> [Source data]:
"""

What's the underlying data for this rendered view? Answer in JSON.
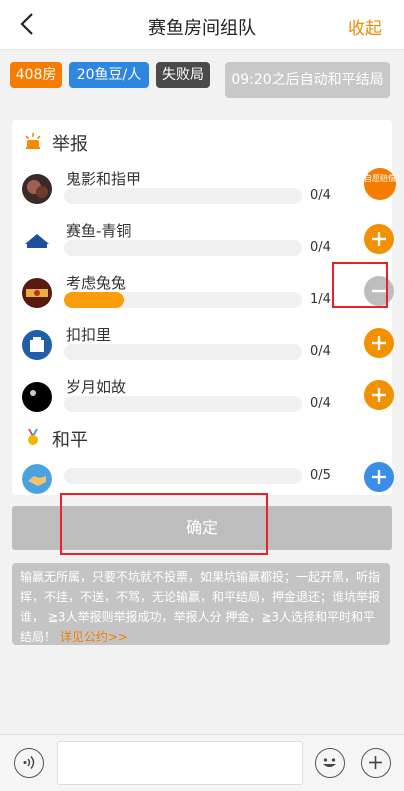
{
  "header": {
    "title": "赛鱼房间组队",
    "collapse_label": "收起"
  },
  "tags": {
    "room": "408房",
    "price": "20鱼豆/人",
    "mode": "失败局",
    "auto": "09:20之后自动和平结局"
  },
  "report_section": {
    "title": "举报",
    "players": [
      {
        "name": "鬼影和指甲",
        "count": "0/4",
        "progress": 0,
        "action": "badge",
        "badge_text": "自愿赔偿"
      },
      {
        "name": "赛鱼-青铜",
        "count": "0/4",
        "progress": 0,
        "action": "plus"
      },
      {
        "name": "考虑兔兔",
        "count": "1/4",
        "progress": 0.25,
        "action": "minus"
      },
      {
        "name": "扣扣里",
        "count": "0/4",
        "progress": 0,
        "action": "plus"
      },
      {
        "name": "岁月如故",
        "count": "0/4",
        "progress": 0,
        "action": "plus"
      }
    ]
  },
  "peace_section": {
    "title": "和平",
    "count": "0/5",
    "progress": 0
  },
  "confirm_label": "确定",
  "notice": {
    "text": "输赢无所属，只要不坑就不投票，如果坑输赢都投；一起开黑，听指挥，不挂，不送，不骂，无论输赢，和平结局，押金退还；谁坑举报谁， ≧3人举报则举报成功，举报人分 押金，≧3人选择和平时和平结局！",
    "link": "详见公约>>"
  },
  "input": {
    "value": ""
  },
  "colors": {
    "accent": "#f08a00",
    "progress": "#f99e0a",
    "blue": "#3b8ee8",
    "highlight": "#e8202a"
  }
}
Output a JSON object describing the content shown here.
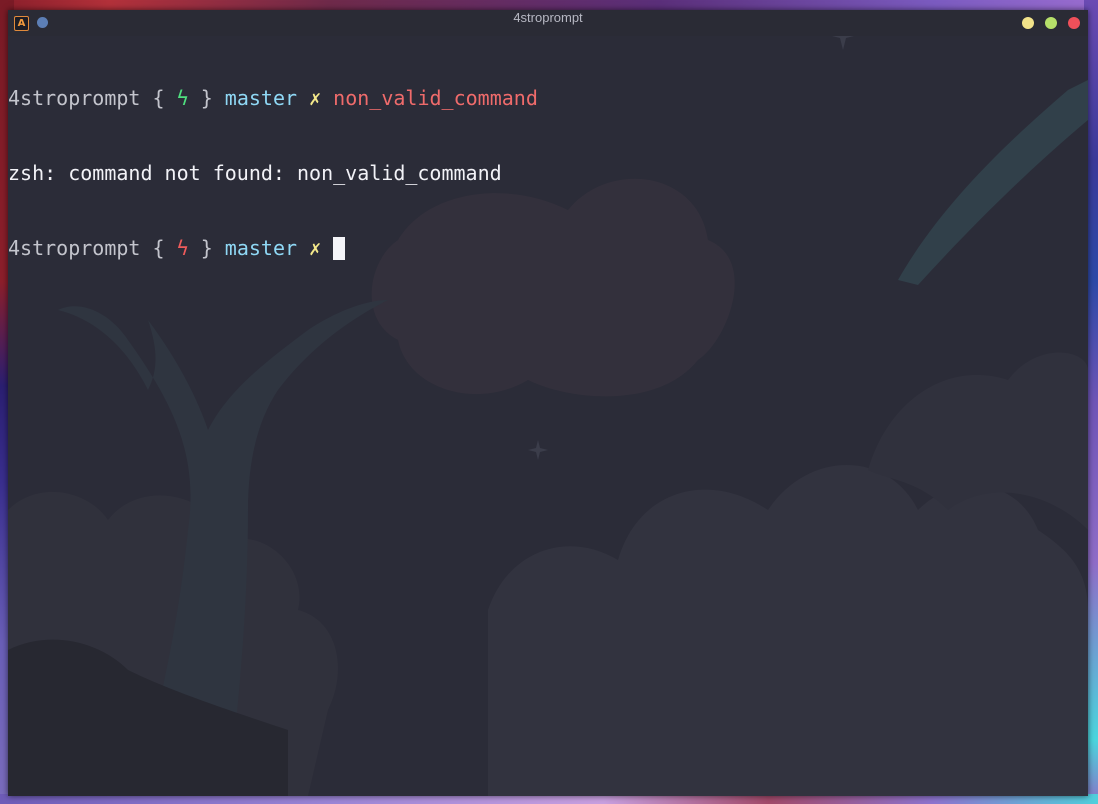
{
  "window": {
    "title": "4stroprompt",
    "app_icon_letter": "A"
  },
  "colors": {
    "terminal_bg": "#2b2c38",
    "prompt_text": "#c3c4cc",
    "bolt_success": "#4fe07f",
    "bolt_error": "#ef5b5b",
    "branch": "#8fd8f5",
    "dirty_mark": "#f4e98a",
    "error_command": "#ef6b6b",
    "minimize_button": "#f2e38a",
    "maximize_button": "#b6e06a",
    "close_button": "#f0505a"
  },
  "terminal": {
    "lines": [
      {
        "prompt": "4stroprompt",
        "open_brace": "{",
        "bolt": "ϟ",
        "close_brace": "}",
        "branch": "master",
        "dirty": "✗",
        "command": "non_valid_command"
      },
      {
        "output": "zsh: command not found: non_valid_command"
      },
      {
        "prompt": "4stroprompt",
        "open_brace": "{",
        "bolt": "ϟ",
        "close_brace": "}",
        "branch": "master",
        "dirty": "✗",
        "command": ""
      }
    ]
  },
  "icons": [
    "app-icon",
    "pin-icon",
    "bolt-icon",
    "dirty-mark-icon"
  ]
}
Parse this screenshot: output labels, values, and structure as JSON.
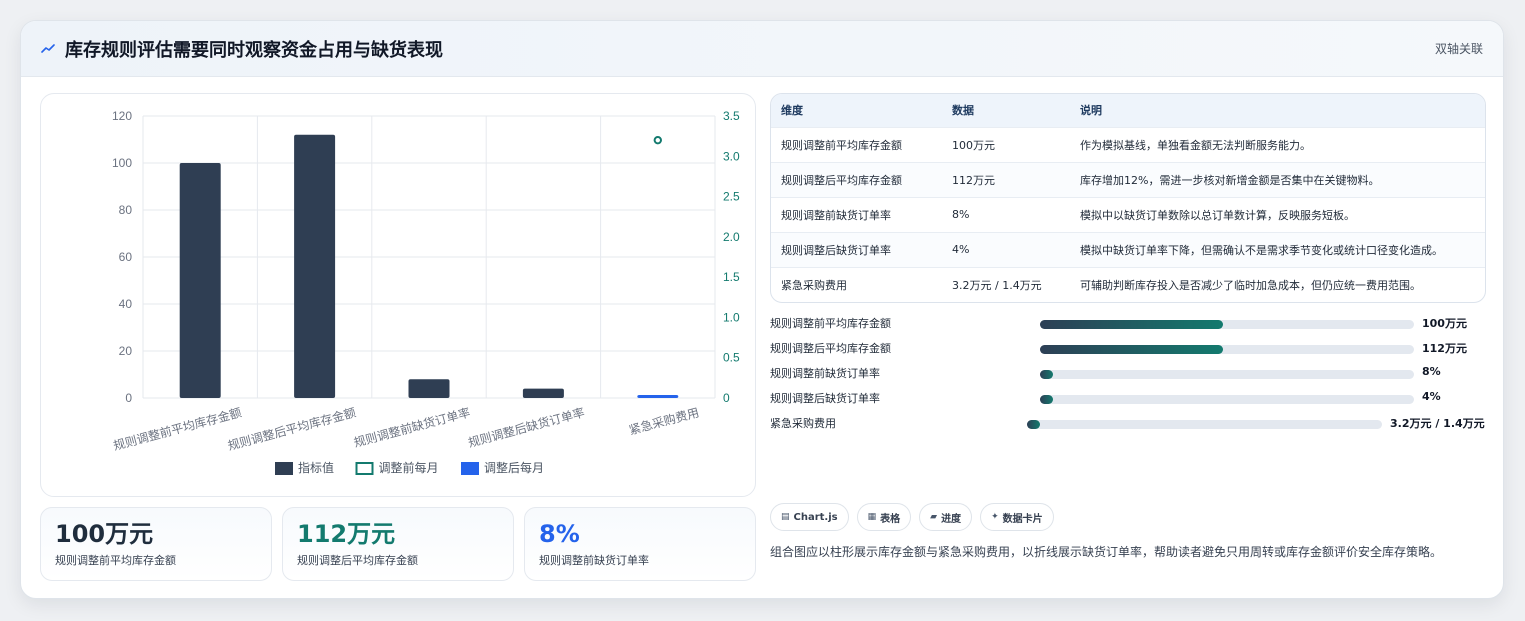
{
  "header": {
    "title": "库存规则评估需要同时观察资金占用与缺货表现",
    "tag": "双轴关联"
  },
  "chart_data": {
    "type": "bar",
    "categories": [
      "规则调整前平均库存金额",
      "规则调整后平均库存金额",
      "规则调整前缺货订单率",
      "规则调整后缺货订单率",
      "紧急采购费用"
    ],
    "series": [
      {
        "name": "指标值",
        "type": "bar",
        "axis": "left",
        "color": "#2f3e53",
        "values": [
          100,
          112,
          8,
          4,
          null
        ]
      },
      {
        "name": "调整前每月",
        "type": "point",
        "axis": "right",
        "color": "#137a6e",
        "values": [
          null,
          null,
          null,
          null,
          3.2
        ]
      },
      {
        "name": "调整后每月",
        "type": "bar",
        "axis": "right",
        "color": "#2563eb",
        "values": [
          null,
          null,
          null,
          null,
          0.02
        ]
      }
    ],
    "y_left": {
      "min": 0,
      "max": 120,
      "ticks": [
        "0",
        "20",
        "40",
        "60",
        "80",
        "100",
        "120"
      ]
    },
    "y_right": {
      "min": 0,
      "max": 3.5,
      "ticks": [
        "0",
        "0.5",
        "1.0",
        "1.5",
        "2.0",
        "2.5",
        "3.0",
        "3.5"
      ]
    },
    "grid": true,
    "legend": "bottom"
  },
  "stats": [
    {
      "value": "100万元",
      "label": "规则调整前平均库存金额",
      "color": "#1f2d3d"
    },
    {
      "value": "112万元",
      "label": "规则调整后平均库存金额",
      "color": "#137a6e"
    },
    {
      "value": "8%",
      "label": "规则调整前缺货订单率",
      "color": "#2563eb"
    }
  ],
  "table": {
    "headers": [
      "维度",
      "数据",
      "说明"
    ],
    "rows": [
      [
        "规则调整前平均库存金额",
        "100万元",
        "作为模拟基线，单独看金额无法判断服务能力。"
      ],
      [
        "规则调整后平均库存金额",
        "112万元",
        "库存增加12%，需进一步核对新增金额是否集中在关键物料。"
      ],
      [
        "规则调整前缺货订单率",
        "8%",
        "模拟中以缺货订单数除以总订单数计算，反映服务短板。"
      ],
      [
        "规则调整后缺货订单率",
        "4%",
        "模拟中缺货订单率下降，但需确认不是需求季节变化或统计口径变化造成。"
      ],
      [
        "紧急采购费用",
        "3.2万元 / 1.4万元",
        "可辅助判断库存投入是否减少了临时加急成本，但仍应统一费用范围。"
      ]
    ]
  },
  "progress": [
    {
      "label": "规则调整前平均库存金额",
      "value": "100万元",
      "fraction": 0.49
    },
    {
      "label": "规则调整后平均库存金额",
      "value": "112万元",
      "fraction": 0.49
    },
    {
      "label": "规则调整前缺货订单率",
      "value": "8%",
      "fraction": 0.035
    },
    {
      "label": "规则调整后缺货订单率",
      "value": "4%",
      "fraction": 0.035
    },
    {
      "label": "紧急采购费用",
      "value": "3.2万元 / 1.4万元",
      "fraction": 0.035
    }
  ],
  "chips": [
    {
      "icon": "chart-icon",
      "glyph": "▤",
      "label": "Chart.js"
    },
    {
      "icon": "table-icon",
      "glyph": "▦",
      "label": "表格"
    },
    {
      "icon": "progress-icon",
      "glyph": "▰",
      "label": "进度"
    },
    {
      "icon": "sparkle-icon",
      "glyph": "✦",
      "label": "数据卡片"
    }
  ],
  "description": "组合图应以柱形展示库存金额与紧急采购费用，以折线展示缺货订单率，帮助读者避免只用周转或库存金额评价安全库存策略。"
}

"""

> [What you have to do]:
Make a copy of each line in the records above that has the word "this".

> [Response]:
What's the underlying data for this rendered view? Answer in JSON.
Parse this screenshot: output labels, values, and structure as JSON.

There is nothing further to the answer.